David Gordon Green and Danny McBride’s Halloween will bring back elusive boogeyman Michael Myers’ mystery when the sequel to the 1978 original slashes its way into theaters this October.
“I’d like to know as little about [Michael Myers] or his history and abilities as possible,” director Green, who co-wrote Halloween with Danny McBride and Jeff Fradley, told Halloween Movies.
“I think there was a reason he was called The Shape because in some ways he’s more of an essence than he is a traditional character. Finding that line between natural and supernatural worlds, and mysterious and un-verbalized as we can. In some ways it’s like a film like Jaws. There’s not a lot of personality in the shark. Technically he’s very elusive, and we’re trying to keep that as our framework and not get too much into who he is, why he is, what he’s been doing.”
Bringing back Michael Myers’ unexplained bloodlust meant doing away with the familial relationship between the masked murderer and sister Laurie Strode (Jamie Lee Curtis) first established in 1981’s Halloween II.
“I was pushing for the removal right off the bat,” McBride said.
“I just felt like that was an area where he wasn’t quite as scary anymore. It seemed too personalized. I wasn’t as afraid of Michael Myers anymore, because I’m not his f—ing brother so he’s not coming after me. So it just seemed like new territory to bite off. Maybe we’ll look back and say, ‘Oh, it was such a mistake not to make them siblings,’ but I don’t know, it seemed as opposed to just duplicating it, would be cool to see if it gives us something else.”
In the wake of Halloween II, franchise sequels Halloween 4: The Return of Michael Myers, Halloween 5: The Revenge of Michael Myers, and Halloween: The Curse of Michael Myers centered around plots where Myers relentlessly pursued potential victims with whom he shared blood ties.

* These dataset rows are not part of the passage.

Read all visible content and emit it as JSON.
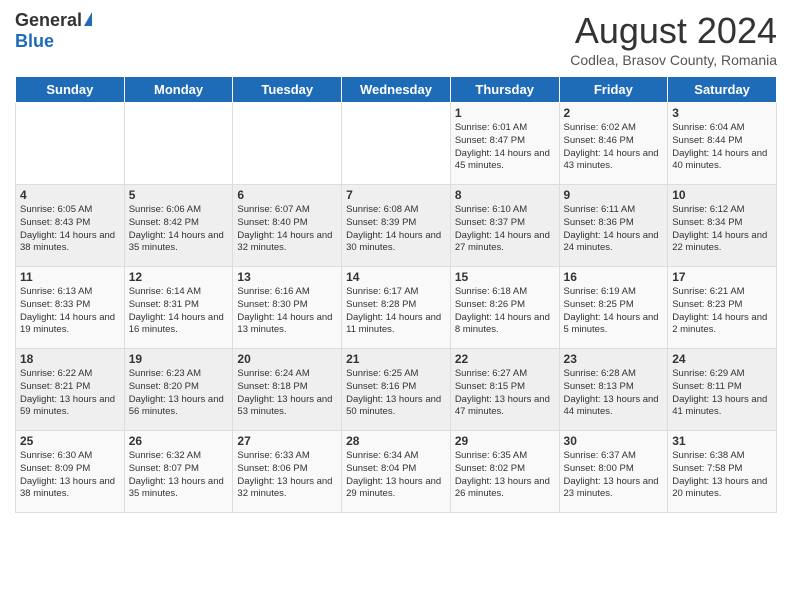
{
  "header": {
    "logo_general": "General",
    "logo_blue": "Blue",
    "month_year": "August 2024",
    "location": "Codlea, Brasov County, Romania"
  },
  "days_of_week": [
    "Sunday",
    "Monday",
    "Tuesday",
    "Wednesday",
    "Thursday",
    "Friday",
    "Saturday"
  ],
  "weeks": [
    [
      {
        "day": "",
        "info": ""
      },
      {
        "day": "",
        "info": ""
      },
      {
        "day": "",
        "info": ""
      },
      {
        "day": "",
        "info": ""
      },
      {
        "day": "1",
        "info": "Sunrise: 6:01 AM\nSunset: 8:47 PM\nDaylight: 14 hours\nand 45 minutes."
      },
      {
        "day": "2",
        "info": "Sunrise: 6:02 AM\nSunset: 8:46 PM\nDaylight: 14 hours\nand 43 minutes."
      },
      {
        "day": "3",
        "info": "Sunrise: 6:04 AM\nSunset: 8:44 PM\nDaylight: 14 hours\nand 40 minutes."
      }
    ],
    [
      {
        "day": "4",
        "info": "Sunrise: 6:05 AM\nSunset: 8:43 PM\nDaylight: 14 hours\nand 38 minutes."
      },
      {
        "day": "5",
        "info": "Sunrise: 6:06 AM\nSunset: 8:42 PM\nDaylight: 14 hours\nand 35 minutes."
      },
      {
        "day": "6",
        "info": "Sunrise: 6:07 AM\nSunset: 8:40 PM\nDaylight: 14 hours\nand 32 minutes."
      },
      {
        "day": "7",
        "info": "Sunrise: 6:08 AM\nSunset: 8:39 PM\nDaylight: 14 hours\nand 30 minutes."
      },
      {
        "day": "8",
        "info": "Sunrise: 6:10 AM\nSunset: 8:37 PM\nDaylight: 14 hours\nand 27 minutes."
      },
      {
        "day": "9",
        "info": "Sunrise: 6:11 AM\nSunset: 8:36 PM\nDaylight: 14 hours\nand 24 minutes."
      },
      {
        "day": "10",
        "info": "Sunrise: 6:12 AM\nSunset: 8:34 PM\nDaylight: 14 hours\nand 22 minutes."
      }
    ],
    [
      {
        "day": "11",
        "info": "Sunrise: 6:13 AM\nSunset: 8:33 PM\nDaylight: 14 hours\nand 19 minutes."
      },
      {
        "day": "12",
        "info": "Sunrise: 6:14 AM\nSunset: 8:31 PM\nDaylight: 14 hours\nand 16 minutes."
      },
      {
        "day": "13",
        "info": "Sunrise: 6:16 AM\nSunset: 8:30 PM\nDaylight: 14 hours\nand 13 minutes."
      },
      {
        "day": "14",
        "info": "Sunrise: 6:17 AM\nSunset: 8:28 PM\nDaylight: 14 hours\nand 11 minutes."
      },
      {
        "day": "15",
        "info": "Sunrise: 6:18 AM\nSunset: 8:26 PM\nDaylight: 14 hours\nand 8 minutes."
      },
      {
        "day": "16",
        "info": "Sunrise: 6:19 AM\nSunset: 8:25 PM\nDaylight: 14 hours\nand 5 minutes."
      },
      {
        "day": "17",
        "info": "Sunrise: 6:21 AM\nSunset: 8:23 PM\nDaylight: 14 hours\nand 2 minutes."
      }
    ],
    [
      {
        "day": "18",
        "info": "Sunrise: 6:22 AM\nSunset: 8:21 PM\nDaylight: 13 hours\nand 59 minutes."
      },
      {
        "day": "19",
        "info": "Sunrise: 6:23 AM\nSunset: 8:20 PM\nDaylight: 13 hours\nand 56 minutes."
      },
      {
        "day": "20",
        "info": "Sunrise: 6:24 AM\nSunset: 8:18 PM\nDaylight: 13 hours\nand 53 minutes."
      },
      {
        "day": "21",
        "info": "Sunrise: 6:25 AM\nSunset: 8:16 PM\nDaylight: 13 hours\nand 50 minutes."
      },
      {
        "day": "22",
        "info": "Sunrise: 6:27 AM\nSunset: 8:15 PM\nDaylight: 13 hours\nand 47 minutes."
      },
      {
        "day": "23",
        "info": "Sunrise: 6:28 AM\nSunset: 8:13 PM\nDaylight: 13 hours\nand 44 minutes."
      },
      {
        "day": "24",
        "info": "Sunrise: 6:29 AM\nSunset: 8:11 PM\nDaylight: 13 hours\nand 41 minutes."
      }
    ],
    [
      {
        "day": "25",
        "info": "Sunrise: 6:30 AM\nSunset: 8:09 PM\nDaylight: 13 hours\nand 38 minutes."
      },
      {
        "day": "26",
        "info": "Sunrise: 6:32 AM\nSunset: 8:07 PM\nDaylight: 13 hours\nand 35 minutes."
      },
      {
        "day": "27",
        "info": "Sunrise: 6:33 AM\nSunset: 8:06 PM\nDaylight: 13 hours\nand 32 minutes."
      },
      {
        "day": "28",
        "info": "Sunrise: 6:34 AM\nSunset: 8:04 PM\nDaylight: 13 hours\nand 29 minutes."
      },
      {
        "day": "29",
        "info": "Sunrise: 6:35 AM\nSunset: 8:02 PM\nDaylight: 13 hours\nand 26 minutes."
      },
      {
        "day": "30",
        "info": "Sunrise: 6:37 AM\nSunset: 8:00 PM\nDaylight: 13 hours\nand 23 minutes."
      },
      {
        "day": "31",
        "info": "Sunrise: 6:38 AM\nSunset: 7:58 PM\nDaylight: 13 hours\nand 20 minutes."
      }
    ]
  ]
}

First it was niece Jamie Lloyd — daughter of Laurie Strode, who was killed off-screen in a car accident before Halloween 4 — and then Jamie’s baby who were terrorized by Michael Myers.
In Halloween H20: 20 Years Later and Halloween: Resurrection, Michael again went after Laurie and her only son, John, in a timeline canon that acknowledged only Halloween and Halloween II.
Rob Zombies’ decade-later unconnected reboot series, Halloween (2007) and Halloween II (2009), doubled down on family ties and Michael again found himself obsessed with little sister Laurie (played in that iteration by Scout Taylor-Compton).2comments
With the newest incarnation of Halloween, Michael is reverted to a senseless killer without any blood relation to Laurie Strode, who is depicted now as an obsessive and damaged recluse who has spent four decades traumatized and ready for an opportunity to kill the boogeyman should he ever escape and make his inevitable return to Haddonfield.
Halloween opens October 19.